After Netflix reported losing subscribers for the first time in over a decade last quarter, the company’s Q2 earnings report revealed the number of worldwide subscribers dipped by 1 million, including a drop of 1.28 million in the US and Canada alone between the end of March and the end of June. That’s better than its projection of losing 2 million worldwide, but the subscriber shortfall in the US and Canada is double the 600,000 drop it reported for Q1. Netflix now reports it has 73.28 million paid subscribers in the US and Canada and 220.67 million worldwide.
This comes nearly a week after Netflix announced a partnership with Microsoft on its cheaper ad-supported tier that it expects to launch by early next year. In the letter, Netflix emphasizes that its current plans will remain ad-free. Netflix execs remain optimistic about the prospect of an ad-supported tier, noting that “over the long run, we think advertising can enable substantial incremental membership (through lower prices) and profit growth (through ad revenues).”
The plan is to roll it out in the markets where advertisers spend the most money first. The Netflix executives write, “Our hope is to create a better-than-linear-TV advertisement model that’s more seamless and relevant for consumers, and more effective for our advertising partners.” However, not all of its content will be available on its ad-supported plans due to content licensing agreements. During an earnings call, Ted Sarandos, Netflix’s co-CEO and chief content officer stated that the company “will clear some content, but certainly not all of it” by the time the new tier launches.
Netflix adds that viewing time has increased as well. It points to a study done by research firm Nielsen that found Netflix’s share of US TV viewing rose to an all-time high of 7.7 percent in June 2022 when compared to 6.6 percent last June.
Revenue increased 9 percent year over year from $7.3 billion in 2021 to $7.97 billion this quarter. Although the streamer ran into a couple of hiccups in recent months, including two separate layoffs affecting hundreds of workers, there was some good news. The season 4 release of Stranger Things boosted the series to the second most-watched show on the service, trailing behind the Korean-language hit Squid Game, which Netflix announced in June will be returning for a second season. Netflix’s earnings report also revealed the company’s plans to acquire Animal Logic, the animation studio behind The Lego Movie.
An ad-supported tier is just one of the avenues Netflix is exploring to counteract a dip in subscribers; it’s also part of the company’s efforts to hang onto the ones it already has. But Netflix wants to lock in unpaying subscribers as well, and it partially blamed password sharing for its initial decline in subscribers last quarter.
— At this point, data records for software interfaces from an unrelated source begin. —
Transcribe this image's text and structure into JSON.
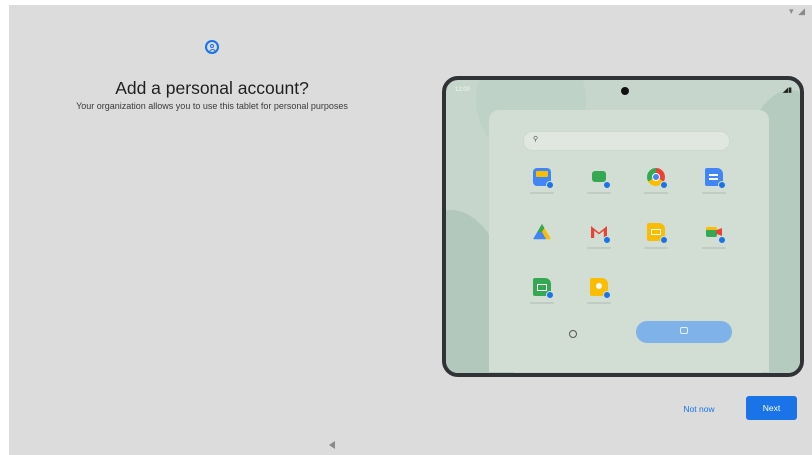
{
  "status_icons": "▾ ◢",
  "setup": {
    "icon": "account-circle-icon",
    "title": "Add a personal account?",
    "subtitle": "Your organization allows you to use this tablet for personal purposes"
  },
  "illustration": {
    "time": "12:00",
    "signal": "◢▮",
    "search_icon": "search-icon",
    "apps": [
      "calendar",
      "messages",
      "chrome",
      "docs",
      "drive",
      "gmail",
      "slides",
      "meet",
      "sheets",
      "keep"
    ]
  },
  "buttons": {
    "not_now": "Not now",
    "next": "Next"
  },
  "nav": {
    "back": "back-icon"
  },
  "colors": {
    "accent": "#1a73e8",
    "background": "#dcdcdc"
  }
}
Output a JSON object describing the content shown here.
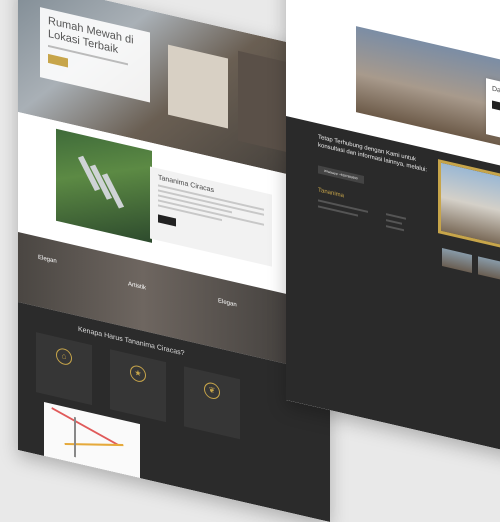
{
  "hero": {
    "title": "Rumah Mewah di Lokasi Terbaik"
  },
  "about": {
    "title": "Tananima Ciracas"
  },
  "types": {
    "labels": [
      "Elegan",
      "Artistik",
      "Elegan"
    ]
  },
  "why": {
    "title": "Kenapa Harus Tananima Ciracas?"
  },
  "right": {
    "list_title": "Dafta",
    "cta": "Tetap Terhubung dengan Kami untuk konsultasi dan informasi lainnya, melalui:",
    "wa_button": "Whatsapp: +6287883699",
    "footer_logo": "Tananima"
  }
}
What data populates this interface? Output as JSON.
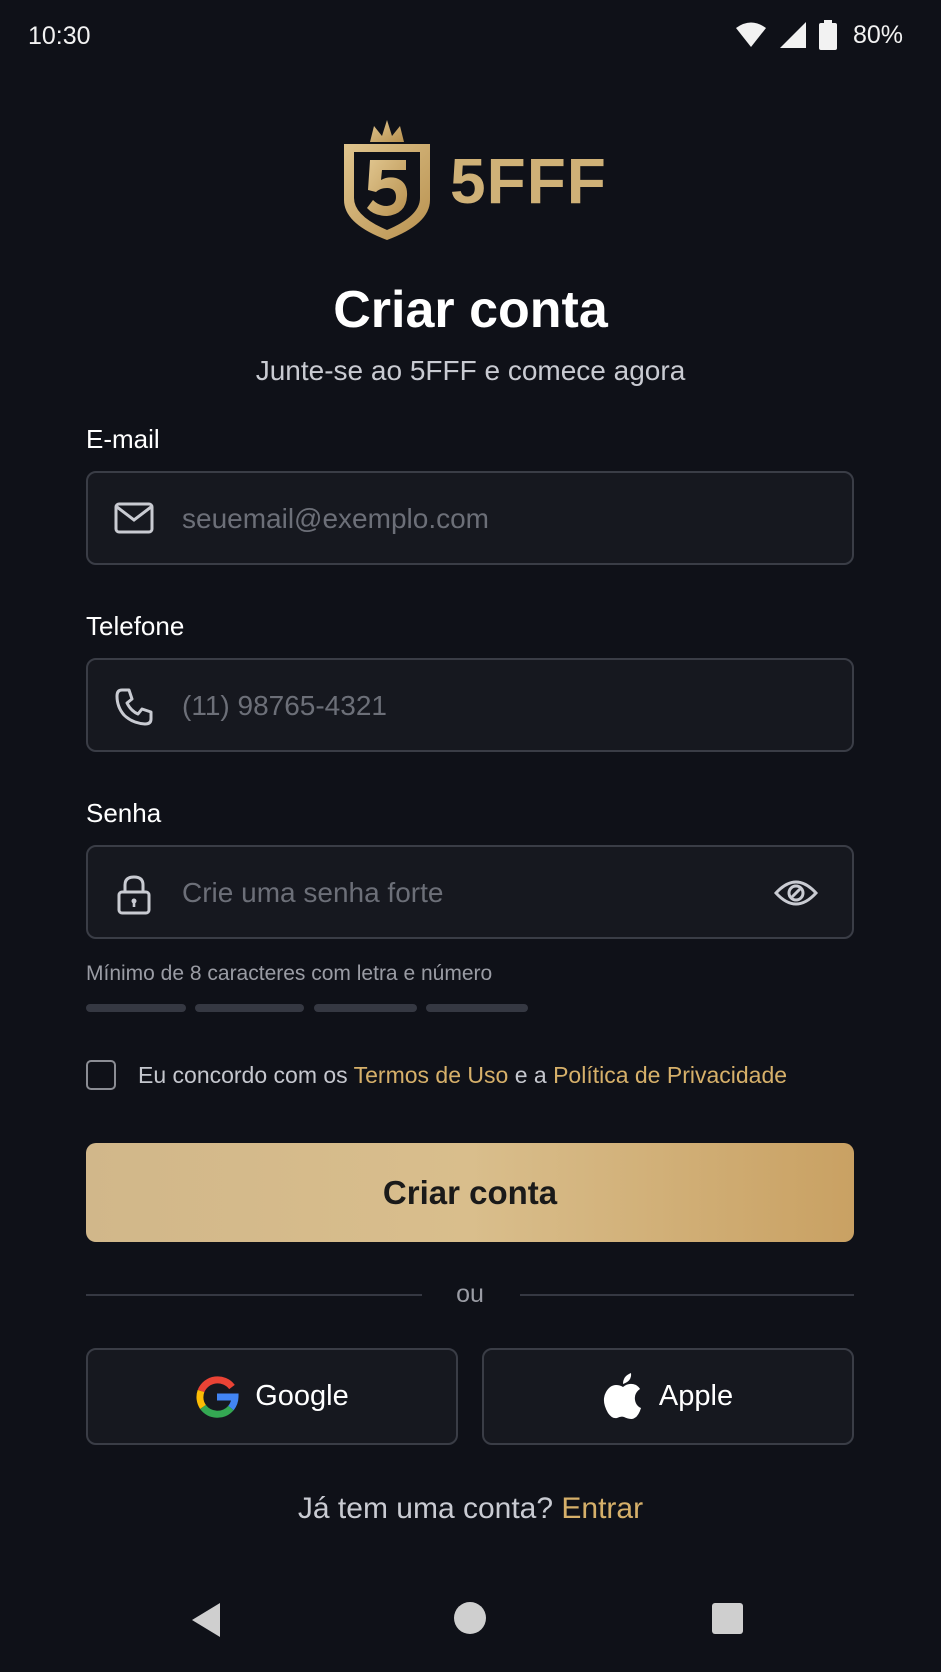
{
  "status": {
    "time": "10:30",
    "battery": "80%"
  },
  "brand": {
    "name": "5FFF",
    "accent": "#cfb177",
    "link_color": "#d6b06a"
  },
  "page": {
    "title": "Criar conta",
    "subtitle": "Junte-se ao 5FFF e comece agora"
  },
  "form": {
    "email": {
      "label": "E-mail",
      "placeholder": "seuemail@exemplo.com",
      "icon": "mail-icon"
    },
    "phone": {
      "label": "Telefone",
      "placeholder": "(11) 98765-4321",
      "icon": "phone-icon"
    },
    "password": {
      "label": "Senha",
      "placeholder": "Crie uma senha forte",
      "icon": "lock-icon",
      "toggle_icon": "eye-icon"
    },
    "password_hint": "Mínimo de 8 caracteres com letra e número",
    "strength_segments_filled": 0,
    "terms": {
      "prefix": "Eu concordo com os ",
      "terms_link": "Termos de Uso",
      "middle": " e a ",
      "privacy_link": "Política de Privacidade",
      "checked": false
    },
    "submit_label": "Criar conta"
  },
  "divider_text": "ou",
  "social": {
    "google_label": "Google",
    "apple_label": "Apple"
  },
  "footer": {
    "question": "Já tem uma conta? ",
    "login_link": "Entrar"
  }
}
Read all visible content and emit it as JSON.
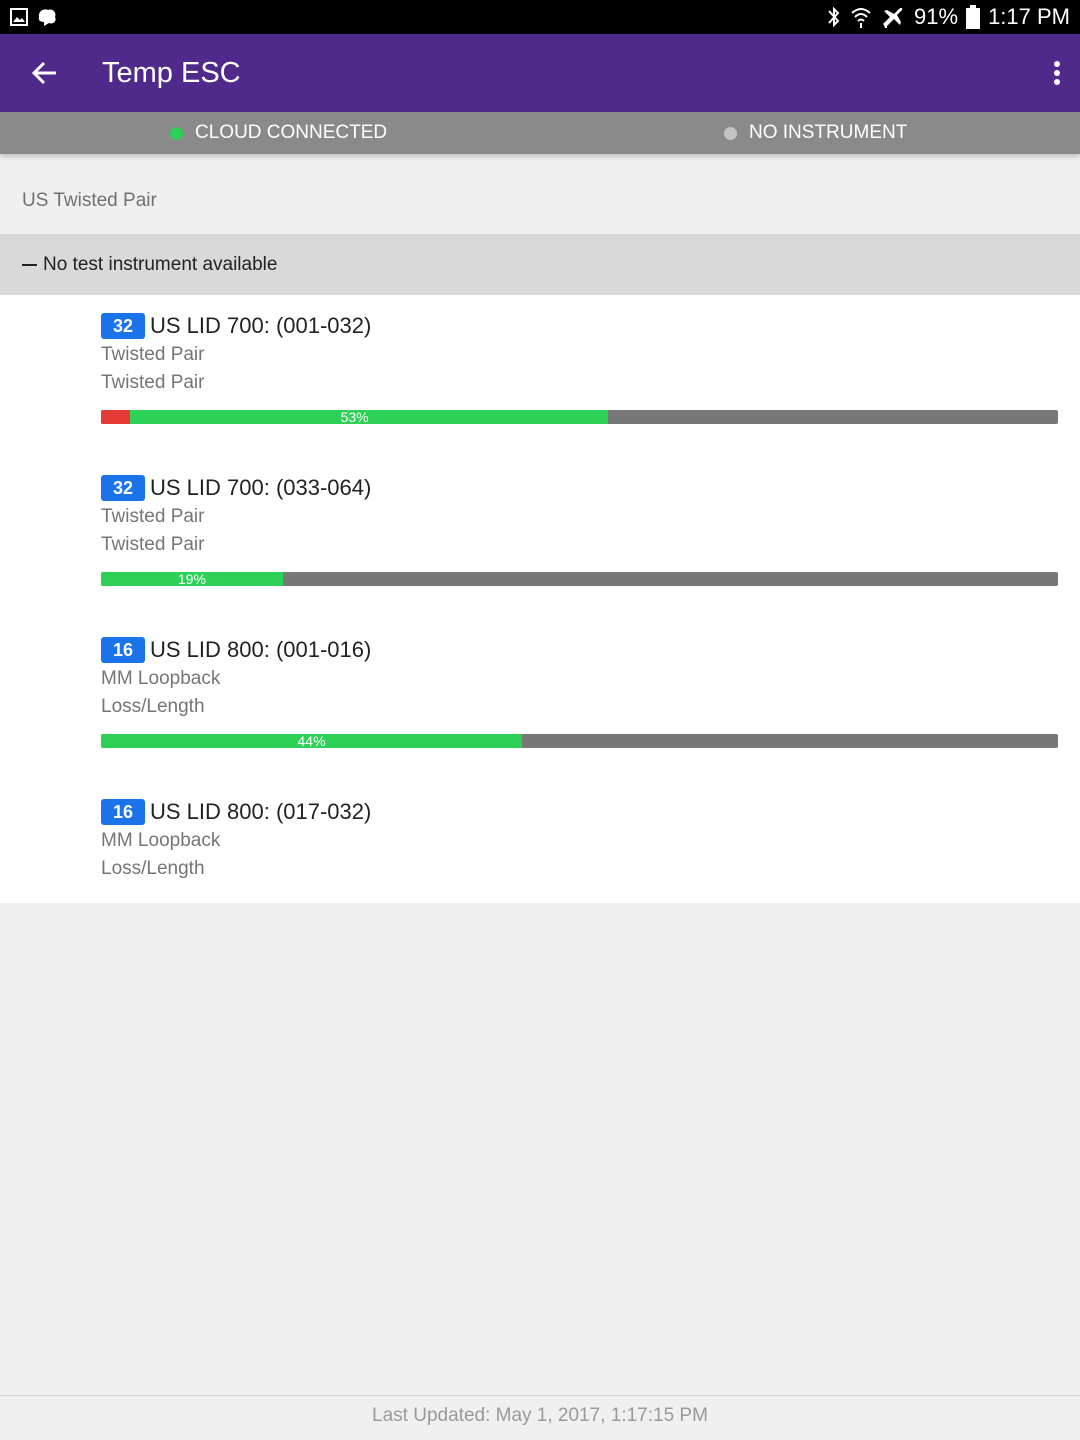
{
  "status_bar": {
    "left_icons": [
      "gallery-icon",
      "notification-app-icon"
    ],
    "right_icons": [
      "bluetooth-icon",
      "wifi-icon",
      "airplane-mode-icon"
    ],
    "battery": "91%",
    "time": "1:17 PM"
  },
  "app_bar": {
    "title": "Temp ESC",
    "background": "#4f2a8a"
  },
  "connection": {
    "cloud_label": "CLOUD CONNECTED",
    "cloud_color": "#2ed158",
    "instrument_label": "NO INSTRUMENT",
    "instrument_color": "#c4c4c4"
  },
  "section_label": "US Twisted Pair",
  "group_header": "No test instrument available",
  "items": [
    {
      "count": "32",
      "title": "US LID 700: (001-032)",
      "line1": "Twisted Pair",
      "line2": "Twisted Pair",
      "progress": {
        "fail_fraction": 0.03,
        "pass_fraction": 0.53,
        "label": "53%"
      }
    },
    {
      "count": "32",
      "title": "US LID 700: (033-064)",
      "line1": "Twisted Pair",
      "line2": "Twisted Pair",
      "progress": {
        "fail_fraction": 0,
        "pass_fraction": 0.19,
        "label": "19%"
      }
    },
    {
      "count": "16",
      "title": "US LID 800: (001-016)",
      "line1": "MM Loopback",
      "line2": "Loss/Length",
      "progress": {
        "fail_fraction": 0,
        "pass_fraction": 0.44,
        "label": "44%"
      }
    },
    {
      "count": "16",
      "title": "US LID 800: (017-032)",
      "line1": "MM Loopback",
      "line2": "Loss/Length"
    }
  ],
  "footer": "Last Updated: May 1, 2017, 1:17:15 PM"
}
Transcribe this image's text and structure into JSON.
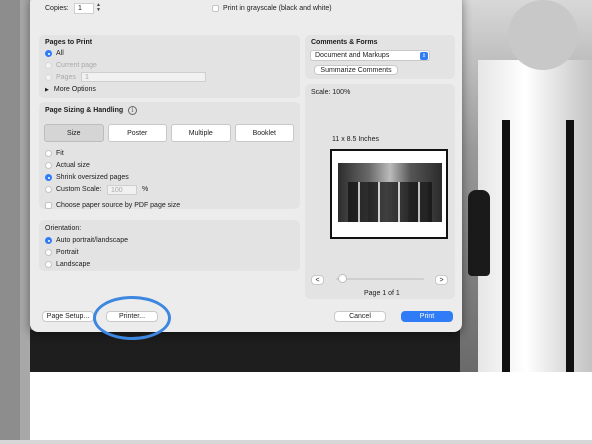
{
  "dialog": {
    "copies": {
      "label": "Copies:",
      "value": "1"
    },
    "grayscale_label": "Print in grayscale (black and white)",
    "pages_to_print": {
      "title": "Pages to Print",
      "all": "All",
      "current_page": "Current page",
      "pages": "Pages",
      "pages_value": "1",
      "more_options": "More Options"
    },
    "page_sizing": {
      "title": "Page Sizing & Handling",
      "tabs": [
        "Size",
        "Poster",
        "Multiple",
        "Booklet"
      ],
      "active_tab": "Size",
      "fit": "Fit",
      "actual_size": "Actual size",
      "shrink": "Shrink oversized pages",
      "custom_scale": "Custom Scale:",
      "custom_scale_value": "100",
      "percent": "%",
      "paper_source": "Choose paper source by PDF page size"
    },
    "orientation": {
      "title": "Orientation:",
      "auto": "Auto portrait/landscape",
      "portrait": "Portrait",
      "landscape": "Landscape"
    },
    "comments_forms": {
      "title": "Comments & Forms",
      "selected": "Document and Markups",
      "summarize": "Summarize Comments"
    },
    "preview": {
      "scale": "Scale: 100%",
      "paper_size": "11 x 8.5 Inches",
      "prev": "<",
      "next": ">",
      "page_info": "Page 1 of 1"
    },
    "buttons": {
      "page_setup": "Page Setup...",
      "printer": "Printer...",
      "cancel": "Cancel",
      "print": "Print"
    }
  },
  "colors": {
    "accent": "#2f7cf6",
    "highlight_ring": "#3d87e0"
  }
}
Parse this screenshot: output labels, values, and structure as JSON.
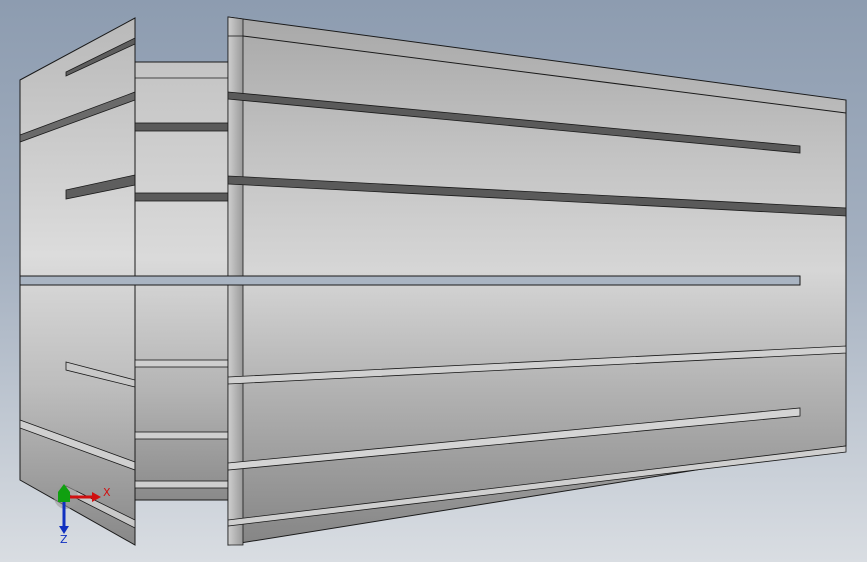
{
  "viewport": {
    "background_top": "#8d9cb0",
    "background_bottom": "#d9dde2",
    "model": "collet-3d-model",
    "view_mode": "shaded-with-edges"
  },
  "triad": {
    "x_label": "X",
    "y_label": "",
    "z_label": "Z",
    "x_color": "#d01010",
    "y_color": "#10a010",
    "z_color": "#1030c0"
  },
  "colors": {
    "body_light": "#dcdcdc",
    "body_mid": "#b4b4b4",
    "body_dark": "#8c8c8c",
    "slot": "#5a5a5a",
    "edge": "#1a1a1a"
  }
}
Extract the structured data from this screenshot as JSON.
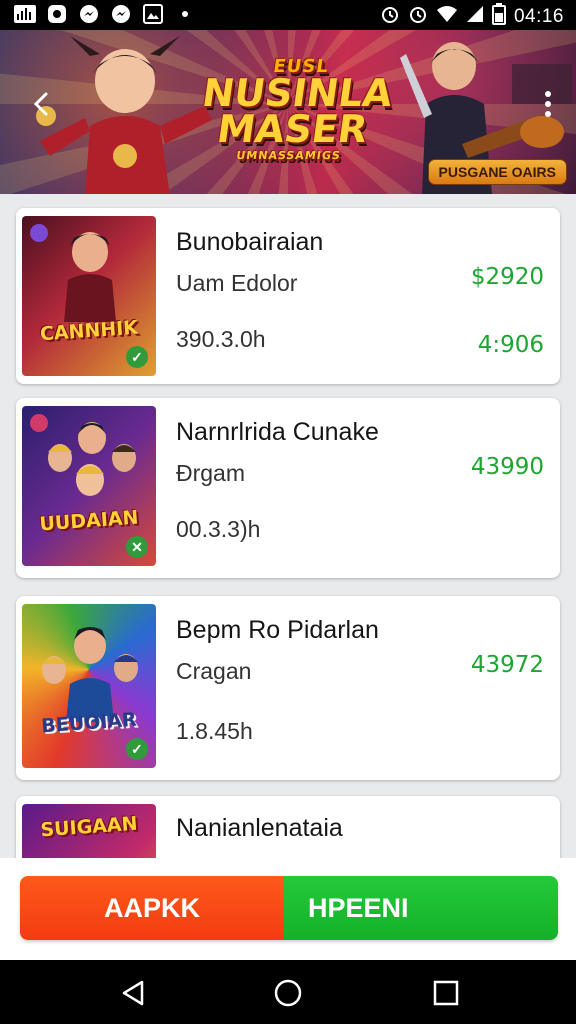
{
  "status_bar": {
    "time": "04:16",
    "left_icons": [
      "signal-bars-icon",
      "record-icon",
      "messenger-icon",
      "messenger-icon",
      "image-icon",
      "dot-icon"
    ],
    "right_icons": [
      "alarm-icon",
      "alarm-icon",
      "wifi-icon",
      "cell-signal-icon",
      "battery-icon"
    ]
  },
  "hero": {
    "small_title": "EUSL",
    "title_line1": "NUSINLA",
    "title_line2": "MASER",
    "subtitle": "UMNASSAMIGS",
    "badge": "PUSGANE OAIRS"
  },
  "items": [
    {
      "title": "Bunobairaian",
      "subtitle": "Uam Edolor",
      "meta": "390.3.0h",
      "price": "$2920",
      "value": "4:906",
      "thumb_title": "CANNHIK",
      "check": "✓"
    },
    {
      "title": "Narnrlrida Cunake",
      "subtitle": "Ðrgam",
      "meta": "00.3.3)h",
      "price": "43990",
      "value": "",
      "thumb_title": "UUDAIAN",
      "check": "✕"
    },
    {
      "title": "Bepm Ro Pidarlan",
      "subtitle": "Cragan",
      "meta": "1.8.45h",
      "price": "43972",
      "value": "",
      "thumb_title": "BEUOIAR",
      "check": "✓"
    },
    {
      "title": "Nanianlenataia",
      "subtitle": "",
      "meta": "",
      "price": "",
      "value": "",
      "thumb_title": "SUIGAAN",
      "check": ""
    }
  ],
  "actions": {
    "left_label": "AAPKK",
    "right_label": "HPEENI",
    "left_color": "#f23b12",
    "right_color": "#14b12a"
  },
  "nav_bar": {
    "buttons": [
      "back-triangle-icon",
      "home-circle-icon",
      "recents-square-icon"
    ]
  }
}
Netflix execs state that they’re working toward finding an “easy-to-use paid sharing offering” that it aims to launch in 2023. In March, Netflix rolled out tests in Chile, Costa Rica, and Peru that are supposed to let users add subaccounts for users located outside of the primary account holder’s household. Netflix expanded its efforts to crack down on password sharing this week and began letting users in Argentina, El Salvador, Guatemala, Honduras, and the Dominican Republic buy an additional “home” located outside the primary household where they can use Netflix on all devices.
Perhaps one of the biggest threats Netflix faces is increasing competition from newer players in the streaming industry, like Disney Plus, Paramount Plus, and HBO Max. Last quarter, Paramount Plus’ subscriber count grew to almost 40 million, HBO and HBO Max added an additional 13 million subscribers, and Disney Plus also gained 8 million new users. Disney Plus already has plans in place to launch an ad-supported tier later this year and will also utilize livestreaming for certain series like Dancing With the Stars — something Netflix is currently in the middle of testing.